Because of the instability of motorcycles and lack of structural protection provided by a bike during a crash, motorcyclists are inherently more vulnerable to injury than occupants of passenger cars.  Despite these increased risks, many riders consumed alcohol prior to taking to the road.  The Motorcycle Safety Foundation (MSF) indicates that almost half of all riders (46 percent) have alcohol in their blood when they are involved in a fatal collision.  Further, the National Highway Traffic Safety Administration (NHTSA) reports that motorcyclists involved in fatal collision are 2.5 times more likely to have consumed alcohol than passenger vehicle drivers involved in fatal crashes.

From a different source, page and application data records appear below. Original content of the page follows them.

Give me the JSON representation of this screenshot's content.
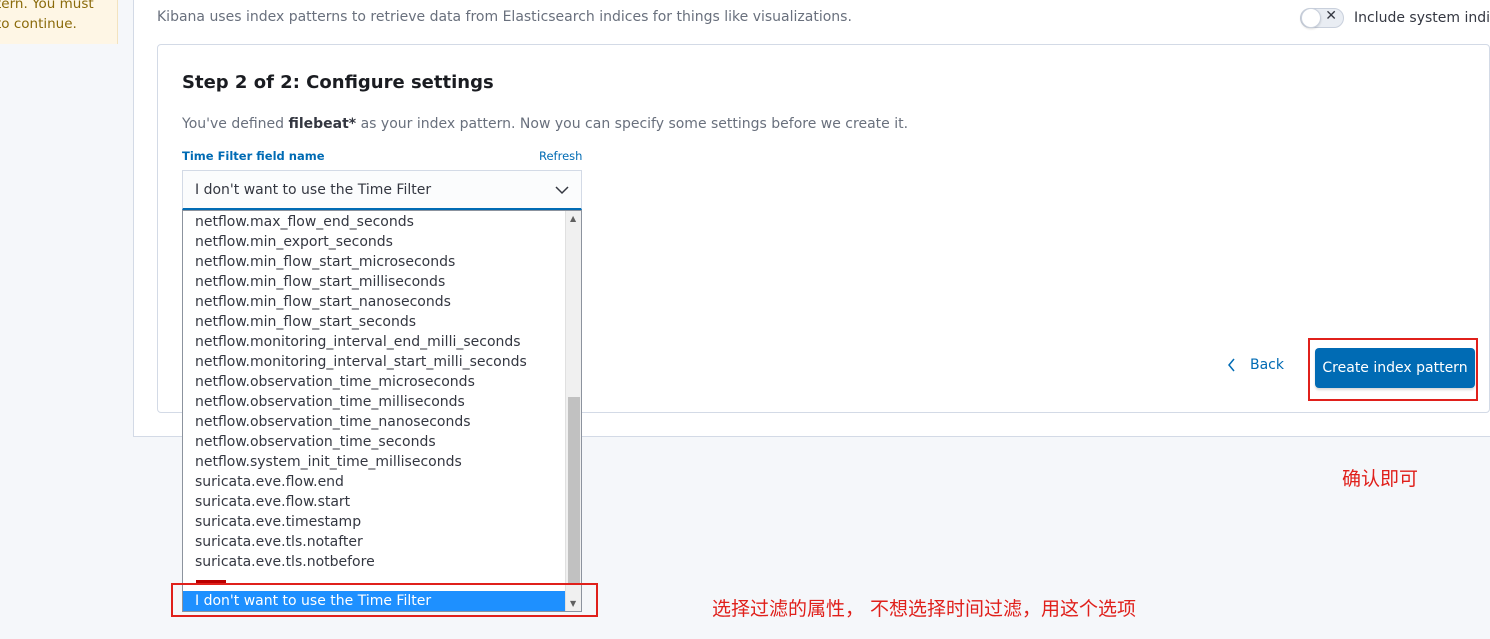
{
  "callout": {
    "line1": "tern. You must",
    "line2": "to continue."
  },
  "header": {
    "description": "Kibana uses index patterns to retrieve data from Elasticsearch indices for things like visualizations.",
    "system_toggle_label": "Include system indice"
  },
  "step": {
    "title": "Step 2 of 2: Configure settings",
    "desc_prefix": "You've defined ",
    "pattern": "filebeat*",
    "desc_suffix": " as your index pattern. Now you can specify some settings before we create it."
  },
  "time_field": {
    "label": "Time Filter field name",
    "refresh": "Refresh",
    "selected": "I don't want to use the Time Filter",
    "options": [
      "netflow.max_flow_end_seconds",
      "netflow.min_export_seconds",
      "netflow.min_flow_start_microseconds",
      "netflow.min_flow_start_milliseconds",
      "netflow.min_flow_start_nanoseconds",
      "netflow.min_flow_start_seconds",
      "netflow.monitoring_interval_end_milli_seconds",
      "netflow.monitoring_interval_start_milli_seconds",
      "netflow.observation_time_microseconds",
      "netflow.observation_time_milliseconds",
      "netflow.observation_time_nanoseconds",
      "netflow.observation_time_seconds",
      "netflow.system_init_time_milliseconds",
      "suricata.eve.flow.end",
      "suricata.eve.flow.start",
      "suricata.eve.timestamp",
      "suricata.eve.tls.notafter",
      "suricata.eve.tls.notbefore"
    ],
    "highlighted_option": "I don't want to use the Time Filter"
  },
  "actions": {
    "back": "Back",
    "create": "Create index pattern"
  },
  "annotations": {
    "confirm": "确认即可",
    "choose": "选择过滤的属性， 不想选择时间过滤，用这个选项"
  },
  "colors": {
    "primary": "#006bb4",
    "annotation_red": "#e0201b",
    "highlight": "#1e90ff"
  }
}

The MSF takes the position that there is no safe recommended limit for alcohol consumption prior to riding.  Ken Glaser, Director of Special Projects for the MSF, advises riders to only ride their bikes when they have a “zero” blood alcohol concentration (BAC).  The MSF estimates that a motorcyclist’s probability of being involved in a fatal motorcycle accident increases five times after consuming even a small amount of alcohol.  This risk rises to forty times that of a rider who has had nothing to drink with a BAC level of .05 percent according to the organization.

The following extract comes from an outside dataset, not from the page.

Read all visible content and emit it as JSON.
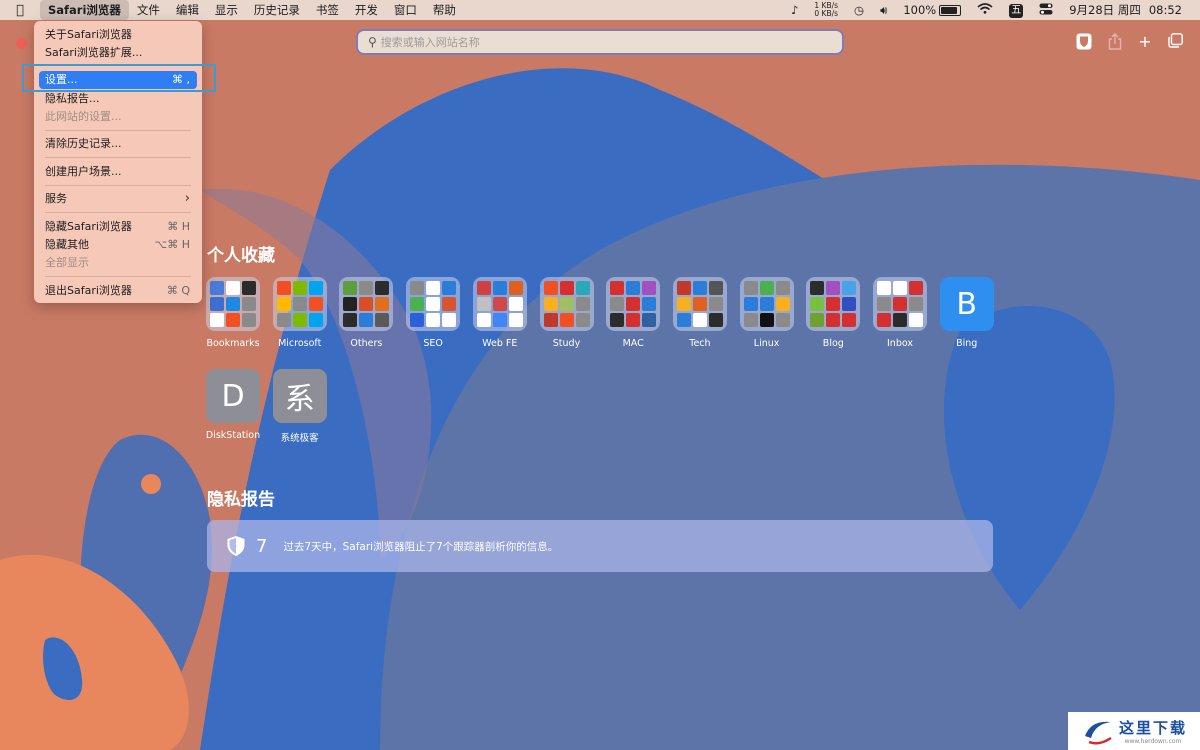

According to the MSF, studies also indicate the following adverse impact on riding ability after consuming amounts of alcohol that do not necessarily constitute DUI.  A BAC level between .01 and .04 percent can mean impaired judgment and less critical evaluation of an individual’s own actions.  When a rider’s BAC is between .05 and .07 percent, a rider’s reasoning skills are further diminished along with the rider’s ability to perform complex skills.  At this BAC level, individuals also are more prone to commit errors even when engaging in simple tasks.

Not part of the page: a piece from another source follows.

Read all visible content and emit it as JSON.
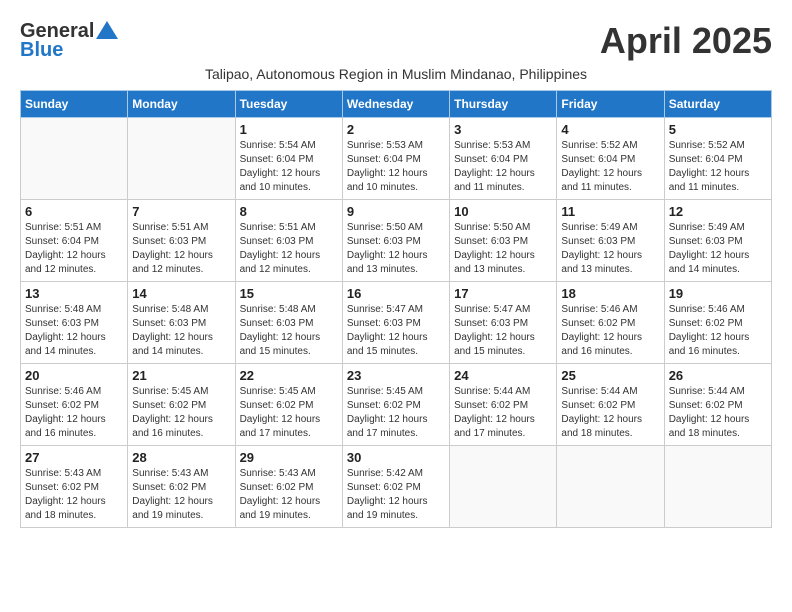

Put Our Law Firm's Over 39 Years of Legal Experience to Work For You! 

We have attorneys and staff at our personal injury law firm who enjoy riding, but they also recognize that the inherent risk associated with motorcycles should not be magnified by drinking and riding.  If you or your loved one has been injured in a motorcycle accident because of the negligence of another individual, you might be entitled to financial compensation. 

Our attorneys at Montlick and Associates have been representing those who suffer serious injuries throughout all of Georgia and in the Southeast for over thirty years, including but not limited to all smaller cities and rural areas in the state.  No matter where you are located our attorneys are just a phone call away, and we will even come to you. Call us 24 hours a day/7 days a week for your Free Consultation at 1-800-LAW-NEED (1-800-529-6333).  You can also visit us online at and use our Free Case Evaluation Form or 24-hour Live Online Chat.  

Category: Personal Injury

Please Note:
All information provided by our blogs is general in nature and should not be relied upon as legal advice. Consult a Montlick attorney for details about your unique situation.